-- What to work on --
Produce an exact copy of all records below.

(Data about app and page elements)
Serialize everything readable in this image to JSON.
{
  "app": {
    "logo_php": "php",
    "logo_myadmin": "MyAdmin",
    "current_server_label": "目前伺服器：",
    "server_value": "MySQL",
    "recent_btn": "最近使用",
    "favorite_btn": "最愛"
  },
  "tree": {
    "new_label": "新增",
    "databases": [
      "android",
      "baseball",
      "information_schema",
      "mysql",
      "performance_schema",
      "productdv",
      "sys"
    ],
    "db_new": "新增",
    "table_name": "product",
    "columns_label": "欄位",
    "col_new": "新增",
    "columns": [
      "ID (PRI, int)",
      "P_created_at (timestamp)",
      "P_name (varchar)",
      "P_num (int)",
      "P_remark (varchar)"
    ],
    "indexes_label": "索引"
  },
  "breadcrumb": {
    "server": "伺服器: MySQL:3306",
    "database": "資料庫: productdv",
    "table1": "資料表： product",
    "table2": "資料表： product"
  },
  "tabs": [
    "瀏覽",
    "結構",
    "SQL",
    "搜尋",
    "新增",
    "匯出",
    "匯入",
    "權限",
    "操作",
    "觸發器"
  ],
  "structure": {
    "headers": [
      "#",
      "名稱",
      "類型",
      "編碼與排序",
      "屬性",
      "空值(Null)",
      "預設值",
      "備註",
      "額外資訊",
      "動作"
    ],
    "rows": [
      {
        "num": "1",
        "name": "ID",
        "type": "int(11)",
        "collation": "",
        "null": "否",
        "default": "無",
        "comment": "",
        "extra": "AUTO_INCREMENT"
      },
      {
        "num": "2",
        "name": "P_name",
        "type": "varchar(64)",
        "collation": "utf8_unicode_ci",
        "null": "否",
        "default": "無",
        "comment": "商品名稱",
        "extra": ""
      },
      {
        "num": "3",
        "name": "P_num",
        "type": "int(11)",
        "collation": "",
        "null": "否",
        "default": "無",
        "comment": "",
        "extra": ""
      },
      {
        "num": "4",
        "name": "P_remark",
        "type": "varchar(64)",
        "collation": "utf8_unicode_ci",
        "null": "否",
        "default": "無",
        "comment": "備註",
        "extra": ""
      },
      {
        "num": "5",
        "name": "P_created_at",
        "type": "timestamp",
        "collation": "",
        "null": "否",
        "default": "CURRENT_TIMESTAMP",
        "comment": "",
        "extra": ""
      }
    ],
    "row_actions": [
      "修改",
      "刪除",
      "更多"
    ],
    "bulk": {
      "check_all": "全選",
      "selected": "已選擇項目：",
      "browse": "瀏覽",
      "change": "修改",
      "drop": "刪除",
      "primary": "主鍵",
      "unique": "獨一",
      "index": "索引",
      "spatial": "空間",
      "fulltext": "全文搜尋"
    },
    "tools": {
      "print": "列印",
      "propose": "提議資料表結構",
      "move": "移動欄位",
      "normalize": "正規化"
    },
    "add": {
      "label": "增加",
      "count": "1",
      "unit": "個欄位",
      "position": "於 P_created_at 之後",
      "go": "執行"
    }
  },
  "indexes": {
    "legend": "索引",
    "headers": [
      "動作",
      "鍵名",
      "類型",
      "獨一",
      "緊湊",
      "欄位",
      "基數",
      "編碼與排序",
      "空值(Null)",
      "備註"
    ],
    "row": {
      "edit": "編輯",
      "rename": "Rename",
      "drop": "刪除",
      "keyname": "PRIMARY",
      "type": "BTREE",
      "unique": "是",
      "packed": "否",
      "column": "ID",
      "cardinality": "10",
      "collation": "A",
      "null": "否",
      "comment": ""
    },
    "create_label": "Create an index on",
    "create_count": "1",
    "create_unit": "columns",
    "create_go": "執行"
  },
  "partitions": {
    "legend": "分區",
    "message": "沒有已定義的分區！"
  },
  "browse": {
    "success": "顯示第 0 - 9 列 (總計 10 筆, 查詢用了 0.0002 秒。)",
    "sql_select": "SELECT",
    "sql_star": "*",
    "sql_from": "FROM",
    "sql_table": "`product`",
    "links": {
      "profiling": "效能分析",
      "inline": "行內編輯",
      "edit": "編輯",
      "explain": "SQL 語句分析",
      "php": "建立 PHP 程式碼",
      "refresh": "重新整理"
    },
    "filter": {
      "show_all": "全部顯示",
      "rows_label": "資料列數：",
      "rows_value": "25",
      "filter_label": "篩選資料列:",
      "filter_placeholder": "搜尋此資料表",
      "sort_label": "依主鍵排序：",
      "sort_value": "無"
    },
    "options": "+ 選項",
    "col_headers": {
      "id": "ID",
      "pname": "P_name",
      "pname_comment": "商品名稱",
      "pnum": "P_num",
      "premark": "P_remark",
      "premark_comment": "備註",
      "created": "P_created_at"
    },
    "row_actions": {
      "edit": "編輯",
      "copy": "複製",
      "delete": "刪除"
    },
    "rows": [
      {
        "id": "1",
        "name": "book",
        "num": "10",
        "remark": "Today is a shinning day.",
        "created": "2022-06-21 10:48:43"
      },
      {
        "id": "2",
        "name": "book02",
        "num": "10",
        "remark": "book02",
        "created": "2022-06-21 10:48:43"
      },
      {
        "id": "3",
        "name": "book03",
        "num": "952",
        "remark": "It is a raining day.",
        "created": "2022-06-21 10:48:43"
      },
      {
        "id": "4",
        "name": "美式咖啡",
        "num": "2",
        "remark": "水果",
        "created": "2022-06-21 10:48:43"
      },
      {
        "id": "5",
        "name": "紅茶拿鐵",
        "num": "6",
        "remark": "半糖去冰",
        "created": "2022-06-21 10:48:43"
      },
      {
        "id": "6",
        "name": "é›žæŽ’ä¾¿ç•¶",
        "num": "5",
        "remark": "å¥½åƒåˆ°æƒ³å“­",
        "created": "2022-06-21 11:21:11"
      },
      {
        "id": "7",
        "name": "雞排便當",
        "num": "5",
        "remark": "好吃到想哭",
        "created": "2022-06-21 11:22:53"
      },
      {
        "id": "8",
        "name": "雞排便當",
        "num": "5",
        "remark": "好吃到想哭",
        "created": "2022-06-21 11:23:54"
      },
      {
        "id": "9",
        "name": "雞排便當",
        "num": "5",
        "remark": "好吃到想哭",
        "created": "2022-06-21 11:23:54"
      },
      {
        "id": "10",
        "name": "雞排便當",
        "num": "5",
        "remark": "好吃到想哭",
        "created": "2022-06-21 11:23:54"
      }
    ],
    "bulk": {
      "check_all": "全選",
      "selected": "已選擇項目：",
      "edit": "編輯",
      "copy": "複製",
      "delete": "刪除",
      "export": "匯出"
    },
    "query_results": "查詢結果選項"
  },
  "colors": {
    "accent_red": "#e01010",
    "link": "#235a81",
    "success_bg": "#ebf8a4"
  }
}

-- Task solution --
Serialize everything readable in this image to JSON.
{
  "app": {
    "logo_php": "php",
    "logo_myadmin": "MyAdmin",
    "current_server_label": "目前伺服器：",
    "server_value": "MySQL",
    "recent_btn": "最近使用",
    "favorite_btn": "最愛"
  },
  "tree": {
    "new_label": "新增",
    "databases": [
      "android",
      "baseball",
      "information_schema",
      "mysql",
      "performance_schema",
      "productdv",
      "sys"
    ],
    "db_new": "新增",
    "table_name": "product",
    "columns_label": "欄位",
    "col_new": "新增",
    "columns": [
      "ID (PRI, int)",
      "P_created_at (timestamp)",
      "P_name (varchar)",
      "P_num (int)",
      "P_remark (varchar)"
    ],
    "indexes_label": "索引"
  },
  "breadcrumb": {
    "server": "伺服器: MySQL:3306",
    "database": "資料庫: productdv",
    "table1": "資料表： product",
    "table2": "資料表： product"
  },
  "tabs": [
    "瀏覽",
    "結構",
    "SQL",
    "搜尋",
    "新增",
    "匯出",
    "匯入",
    "權限",
    "操作",
    "觸發器"
  ],
  "structure": {
    "headers": [
      "#",
      "名稱",
      "類型",
      "編碼與排序",
      "屬性",
      "空值(Null)",
      "預設值",
      "備註",
      "額外資訊",
      "動作"
    ],
    "rows": [
      {
        "num": "1",
        "name": "ID",
        "type": "int(11)",
        "collation": "",
        "null": "否",
        "default": "無",
        "comment": "",
        "extra": "AUTO_INCREMENT"
      },
      {
        "num": "2",
        "name": "P_name",
        "type": "varchar(64)",
        "collation": "utf8_unicode_ci",
        "null": "否",
        "default": "無",
        "comment": "商品名稱",
        "extra": ""
      },
      {
        "num": "3",
        "name": "P_num",
        "type": "int(11)",
        "collation": "",
        "null": "否",
        "default": "無",
        "comment": "",
        "extra": ""
      },
      {
        "num": "4",
        "name": "P_remark",
        "type": "varchar(64)",
        "collation": "utf8_unicode_ci",
        "null": "否",
        "default": "無",
        "comment": "備註",
        "extra": ""
      },
      {
        "num": "5",
        "name": "P_created_at",
        "type": "timestamp",
        "collation": "",
        "null": "否",
        "default": "CURRENT_TIMESTAMP",
        "comment": "",
        "extra": ""
      }
    ],
    "row_actions": [
      "修改",
      "刪除",
      "更多"
    ],
    "bulk": {
      "check_all": "全選",
      "selected": "已選擇項目：",
      "browse": "瀏覽",
      "change": "修改",
      "drop": "刪除",
      "primary": "主鍵",
      "unique": "獨一",
      "index": "索引",
      "spatial": "空間",
      "fulltext": "全文搜尋"
    },
    "tools": {
      "print": "列印",
      "propose": "提議資料表結構",
      "move": "移動欄位",
      "normalize": "正規化"
    },
    "add": {
      "label": "增加",
      "count": "1",
      "unit": "個欄位",
      "position": "於 P_created_at 之後",
      "go": "執行"
    }
  },
  "indexes": {
    "legend": "索引",
    "headers": [
      "動作",
      "鍵名",
      "類型",
      "獨一",
      "緊湊",
      "欄位",
      "基數",
      "編碼與排序",
      "空值(Null)",
      "備註"
    ],
    "row": {
      "edit": "編輯",
      "rename": "Rename",
      "drop": "刪除",
      "keyname": "PRIMARY",
      "type": "BTREE",
      "unique": "是",
      "packed": "否",
      "column": "ID",
      "cardinality": "10",
      "collation": "A",
      "null": "否",
      "comment": ""
    },
    "create_label": "Create an index on",
    "create_count": "1",
    "create_unit": "columns",
    "create_go": "執行"
  },
  "partitions": {
    "legend": "分區",
    "message": "沒有已定義的分區！"
  },
  "browse": {
    "success": "顯示第 0 - 9 列 (總計 10 筆, 查詢用了 0.0002 秒。)",
    "sql_select": "SELECT",
    "sql_star": "*",
    "sql_from": "FROM",
    "sql_table": "`product`",
    "links": {
      "profiling": "效能分析",
      "inline": "行內編輯",
      "edit": "編輯",
      "explain": "SQL 語句分析",
      "php": "建立 PHP 程式碼",
      "refresh": "重新整理"
    },
    "filter": {
      "show_all": "全部顯示",
      "rows_label": "資料列數：",
      "rows_value": "25",
      "filter_label": "篩選資料列:",
      "filter_placeholder": "搜尋此資料表",
      "sort_label": "依主鍵排序：",
      "sort_value": "無"
    },
    "options": "+ 選項",
    "col_headers": {
      "id": "ID",
      "pname": "P_name",
      "pname_comment": "商品名稱",
      "pnum": "P_num",
      "premark": "P_remark",
      "premark_comment": "備註",
      "created": "P_created_at"
    },
    "row_actions": {
      "edit": "編輯",
      "copy": "複製",
      "delete": "刪除"
    },
    "rows": [
      {
        "id": "1",
        "name": "book",
        "num": "10",
        "remark": "Today is a shinning day.",
        "created": "2022-06-21 10:48:43"
      },
      {
        "id": "2",
        "name": "book02",
        "num": "10",
        "remark": "book02",
        "created": "2022-06-21 10:48:43"
      },
      {
        "id": "3",
        "name": "book03",
        "num": "952",
        "remark": "It is a raining day.",
        "created": "2022-06-21 10:48:43"
      },
      {
        "id": "4",
        "name": "美式咖啡",
        "num": "2",
        "remark": "水果",
        "created": "2022-06-21 10:48:43"
      },
      {
        "id": "5",
        "name": "紅茶拿鐵",
        "num": "6",
        "remark": "半糖去冰",
        "created": "2022-06-21 10:48:43"
      },
      {
        "id": "6",
        "name": "é›žæŽ’ä¾¿ç•¶",
        "num": "5",
        "remark": "å¥½åƒåˆ°æƒ³å“­",
        "created": "2022-06-21 11:21:11"
      },
      {
        "id": "7",
        "name": "雞排便當",
        "num": "5",
        "remark": "好吃到想哭",
        "created": "2022-06-21 11:22:53"
      },
      {
        "id": "8",
        "name": "雞排便當",
        "num": "5",
        "remark": "好吃到想哭",
        "created": "2022-06-21 11:23:54"
      },
      {
        "id": "9",
        "name": "雞排便當",
        "num": "5",
        "remark": "好吃到想哭",
        "created": "2022-06-21 11:23:54"
      },
      {
        "id": "10",
        "name": "雞排便當",
        "num": "5",
        "remark": "好吃到想哭",
        "created": "2022-06-21 11:23:54"
      }
    ],
    "bulk": {
      "check_all": "全選",
      "selected": "已選擇項目：",
      "edit": "編輯",
      "copy": "複製",
      "delete": "刪除",
      "export": "匯出"
    },
    "query_results": "查詢結果選項"
  },
  "colors": {
    "accent_red": "#e01010",
    "link": "#235a81",
    "success_bg": "#ebf8a4"
  }
}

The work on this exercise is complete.